So what’s the point of all this? Well basically it reaffirms what we are doing. And it reinforces the necessity of dynamic warm-up prior to all training. I’d also go so far as to say that if pressed for time I would ensure a thorough warm-up at the expense of cutting a set or two on the training room floor rather than vice versa.


There’s an expression when it comes to strength and conditioning that ‘if you’re not assessing you’re guessing’. This makes a lot of sense when you stop and think about it. Imagine taking a trip and not knowing where you’re starting out from. How will you get there? How long will it take? What is the best way to get there? There are so many variables that come into play with such a decision it makes it so much harder if not impossible when we don’t even know our starting point.
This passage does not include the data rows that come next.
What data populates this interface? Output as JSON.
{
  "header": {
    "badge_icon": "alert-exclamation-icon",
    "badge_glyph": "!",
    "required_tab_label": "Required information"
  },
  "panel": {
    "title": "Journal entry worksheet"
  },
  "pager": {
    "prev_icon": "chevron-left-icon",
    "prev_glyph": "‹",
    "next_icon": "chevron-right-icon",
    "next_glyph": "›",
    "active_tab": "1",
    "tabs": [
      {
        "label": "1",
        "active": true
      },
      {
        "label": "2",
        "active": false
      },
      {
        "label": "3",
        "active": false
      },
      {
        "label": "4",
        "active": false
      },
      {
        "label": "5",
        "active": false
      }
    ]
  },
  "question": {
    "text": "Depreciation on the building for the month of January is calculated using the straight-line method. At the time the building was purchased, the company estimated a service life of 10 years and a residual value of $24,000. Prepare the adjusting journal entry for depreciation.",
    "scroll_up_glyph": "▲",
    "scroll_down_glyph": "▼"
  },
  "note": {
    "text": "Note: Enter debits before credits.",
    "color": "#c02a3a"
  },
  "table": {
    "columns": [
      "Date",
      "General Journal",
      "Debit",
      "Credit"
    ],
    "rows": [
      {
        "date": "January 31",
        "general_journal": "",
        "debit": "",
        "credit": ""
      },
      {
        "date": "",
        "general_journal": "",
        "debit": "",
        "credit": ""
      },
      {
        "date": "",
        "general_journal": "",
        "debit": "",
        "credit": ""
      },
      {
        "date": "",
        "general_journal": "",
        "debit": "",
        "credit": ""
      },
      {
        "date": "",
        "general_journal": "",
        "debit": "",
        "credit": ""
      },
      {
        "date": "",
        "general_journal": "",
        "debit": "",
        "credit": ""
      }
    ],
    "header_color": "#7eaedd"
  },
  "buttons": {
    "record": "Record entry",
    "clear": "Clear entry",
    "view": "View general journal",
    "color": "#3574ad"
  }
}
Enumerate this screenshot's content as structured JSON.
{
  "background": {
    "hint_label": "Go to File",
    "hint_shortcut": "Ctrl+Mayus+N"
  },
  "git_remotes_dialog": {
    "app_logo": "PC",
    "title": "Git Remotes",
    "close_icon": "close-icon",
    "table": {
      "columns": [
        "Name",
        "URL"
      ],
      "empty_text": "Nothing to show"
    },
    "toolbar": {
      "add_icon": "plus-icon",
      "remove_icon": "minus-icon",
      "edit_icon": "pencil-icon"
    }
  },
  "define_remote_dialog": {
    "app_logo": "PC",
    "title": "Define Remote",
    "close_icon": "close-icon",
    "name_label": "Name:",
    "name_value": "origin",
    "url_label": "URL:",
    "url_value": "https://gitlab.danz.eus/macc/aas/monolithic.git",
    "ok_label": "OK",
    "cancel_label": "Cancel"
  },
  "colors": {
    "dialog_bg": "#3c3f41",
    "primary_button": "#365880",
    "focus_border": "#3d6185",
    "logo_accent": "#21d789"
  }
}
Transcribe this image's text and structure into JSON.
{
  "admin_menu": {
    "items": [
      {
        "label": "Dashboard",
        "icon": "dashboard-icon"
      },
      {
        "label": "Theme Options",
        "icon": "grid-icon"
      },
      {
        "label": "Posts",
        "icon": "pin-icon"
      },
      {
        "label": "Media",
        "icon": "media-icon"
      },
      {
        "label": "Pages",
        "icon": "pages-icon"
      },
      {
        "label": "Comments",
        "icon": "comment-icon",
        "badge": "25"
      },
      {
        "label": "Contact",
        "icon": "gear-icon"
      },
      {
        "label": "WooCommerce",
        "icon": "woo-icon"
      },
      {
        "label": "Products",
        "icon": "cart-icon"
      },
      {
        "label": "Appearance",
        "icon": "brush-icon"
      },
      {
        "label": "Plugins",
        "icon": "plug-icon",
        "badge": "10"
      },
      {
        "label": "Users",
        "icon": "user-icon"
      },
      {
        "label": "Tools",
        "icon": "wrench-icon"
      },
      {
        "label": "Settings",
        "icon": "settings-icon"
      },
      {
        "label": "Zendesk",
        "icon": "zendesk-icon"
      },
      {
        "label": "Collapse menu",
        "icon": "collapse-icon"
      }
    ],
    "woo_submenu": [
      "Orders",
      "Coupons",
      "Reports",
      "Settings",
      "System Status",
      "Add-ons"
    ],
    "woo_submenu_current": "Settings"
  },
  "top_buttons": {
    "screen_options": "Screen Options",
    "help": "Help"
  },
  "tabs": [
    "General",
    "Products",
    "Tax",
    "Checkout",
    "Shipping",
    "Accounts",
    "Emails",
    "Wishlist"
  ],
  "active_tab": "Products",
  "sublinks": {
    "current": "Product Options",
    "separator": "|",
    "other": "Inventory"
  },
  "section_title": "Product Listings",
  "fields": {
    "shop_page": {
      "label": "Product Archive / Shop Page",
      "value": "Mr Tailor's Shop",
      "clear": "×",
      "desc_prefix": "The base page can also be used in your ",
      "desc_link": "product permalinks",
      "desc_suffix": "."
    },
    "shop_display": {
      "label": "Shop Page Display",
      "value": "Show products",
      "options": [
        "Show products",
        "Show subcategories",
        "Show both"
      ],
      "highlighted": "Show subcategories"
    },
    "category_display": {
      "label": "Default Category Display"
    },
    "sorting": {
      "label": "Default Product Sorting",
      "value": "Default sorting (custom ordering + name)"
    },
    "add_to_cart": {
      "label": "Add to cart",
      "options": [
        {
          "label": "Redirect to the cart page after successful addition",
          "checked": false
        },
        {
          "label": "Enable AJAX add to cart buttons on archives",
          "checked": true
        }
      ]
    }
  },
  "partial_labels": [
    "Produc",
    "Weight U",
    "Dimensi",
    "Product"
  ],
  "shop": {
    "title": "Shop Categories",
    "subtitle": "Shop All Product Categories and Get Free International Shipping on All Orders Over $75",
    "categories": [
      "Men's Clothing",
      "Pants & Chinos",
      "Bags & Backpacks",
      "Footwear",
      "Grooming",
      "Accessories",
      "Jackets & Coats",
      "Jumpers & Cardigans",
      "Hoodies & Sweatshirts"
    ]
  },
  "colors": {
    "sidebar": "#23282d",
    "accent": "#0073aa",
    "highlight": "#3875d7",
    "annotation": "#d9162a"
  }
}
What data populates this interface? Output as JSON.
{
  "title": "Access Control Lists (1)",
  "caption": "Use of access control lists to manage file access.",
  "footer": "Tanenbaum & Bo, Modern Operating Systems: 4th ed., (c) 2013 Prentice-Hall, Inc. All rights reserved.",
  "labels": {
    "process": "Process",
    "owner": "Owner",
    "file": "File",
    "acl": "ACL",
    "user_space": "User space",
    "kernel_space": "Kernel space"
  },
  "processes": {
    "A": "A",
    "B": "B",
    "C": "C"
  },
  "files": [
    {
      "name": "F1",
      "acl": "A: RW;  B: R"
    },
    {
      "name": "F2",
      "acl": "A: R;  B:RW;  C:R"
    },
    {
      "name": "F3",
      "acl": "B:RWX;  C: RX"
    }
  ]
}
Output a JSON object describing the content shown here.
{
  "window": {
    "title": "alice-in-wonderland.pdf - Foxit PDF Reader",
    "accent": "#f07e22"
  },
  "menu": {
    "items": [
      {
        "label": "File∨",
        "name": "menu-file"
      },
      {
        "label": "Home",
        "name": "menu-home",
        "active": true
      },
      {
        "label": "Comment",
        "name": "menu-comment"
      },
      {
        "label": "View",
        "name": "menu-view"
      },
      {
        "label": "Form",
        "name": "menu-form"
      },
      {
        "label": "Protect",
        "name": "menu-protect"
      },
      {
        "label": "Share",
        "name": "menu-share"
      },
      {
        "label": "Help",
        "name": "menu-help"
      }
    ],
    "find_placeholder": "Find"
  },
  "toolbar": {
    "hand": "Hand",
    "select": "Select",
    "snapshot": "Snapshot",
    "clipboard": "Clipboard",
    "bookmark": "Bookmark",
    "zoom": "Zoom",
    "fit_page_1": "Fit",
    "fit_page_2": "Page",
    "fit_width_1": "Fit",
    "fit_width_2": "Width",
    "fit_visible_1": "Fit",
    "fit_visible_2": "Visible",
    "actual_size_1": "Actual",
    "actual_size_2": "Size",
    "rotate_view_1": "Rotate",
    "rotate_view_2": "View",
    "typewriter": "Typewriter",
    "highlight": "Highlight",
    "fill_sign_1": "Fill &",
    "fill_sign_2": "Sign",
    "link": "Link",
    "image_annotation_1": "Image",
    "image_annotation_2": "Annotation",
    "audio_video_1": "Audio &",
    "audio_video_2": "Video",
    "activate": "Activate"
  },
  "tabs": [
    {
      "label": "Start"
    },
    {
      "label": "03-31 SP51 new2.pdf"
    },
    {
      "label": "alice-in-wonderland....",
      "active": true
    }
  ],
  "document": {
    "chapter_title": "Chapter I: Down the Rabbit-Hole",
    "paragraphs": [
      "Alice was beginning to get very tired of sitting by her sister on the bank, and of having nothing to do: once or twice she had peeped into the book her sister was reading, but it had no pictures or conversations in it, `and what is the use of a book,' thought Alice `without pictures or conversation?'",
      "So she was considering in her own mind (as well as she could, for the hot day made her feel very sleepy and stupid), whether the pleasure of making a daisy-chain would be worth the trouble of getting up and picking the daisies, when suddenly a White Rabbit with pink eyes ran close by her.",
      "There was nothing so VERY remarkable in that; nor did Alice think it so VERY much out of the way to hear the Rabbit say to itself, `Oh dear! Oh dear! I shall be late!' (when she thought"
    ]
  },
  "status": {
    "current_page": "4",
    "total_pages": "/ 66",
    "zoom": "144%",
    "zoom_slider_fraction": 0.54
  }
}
But the assessments we make shouldn’t end when we start training. We continually record loads used during workouts, days of rest, fluctuations in volume and many other factors during training. This allows us to fine tune as we go, make adjustments and see what is working and what could be improved.

And take this a step further and imagine being able to assess your players during a game? How important would it be to know which players are ‘in the zone’ and which ones are having off-days? Sure you can tell who is having a good game but can you tell who is 2 or 3% above normal? Or who is 2 or 3% below what they are normally capable of? Pretty hard to tell isn’t it? But when you think about it the highest level of sport is usually decided by the smallest of increments.

Hockey training is this specific already. At the 2010 Olympics the US women’s hockey team were not only were assessed prior, during and at the conclusion of their training they were also being assessed during the Olympics. Each member of this team was wearing a heart rate monitor that could be read by the coaching staff. During the gold medal game it was reported that the US players were working 20% harder than any of their other games.

Imagine how useful it would be to know how your players are feeling? Who’s suffering the most? Who’s recovering the quickest? Should you shorten shifts? Can you leave your top centre out there to win another face off? If you’re down a d-man who can pick up the extra ice time?

It will be interesting to see how many teams will now start to implement this strategy as well. When the competition is getting that much tighter this might be a  way for teams seeking the an advantage to come out on top. With minimal investment in time and money this would an ideal way to train smarter and give your team the best chance possible.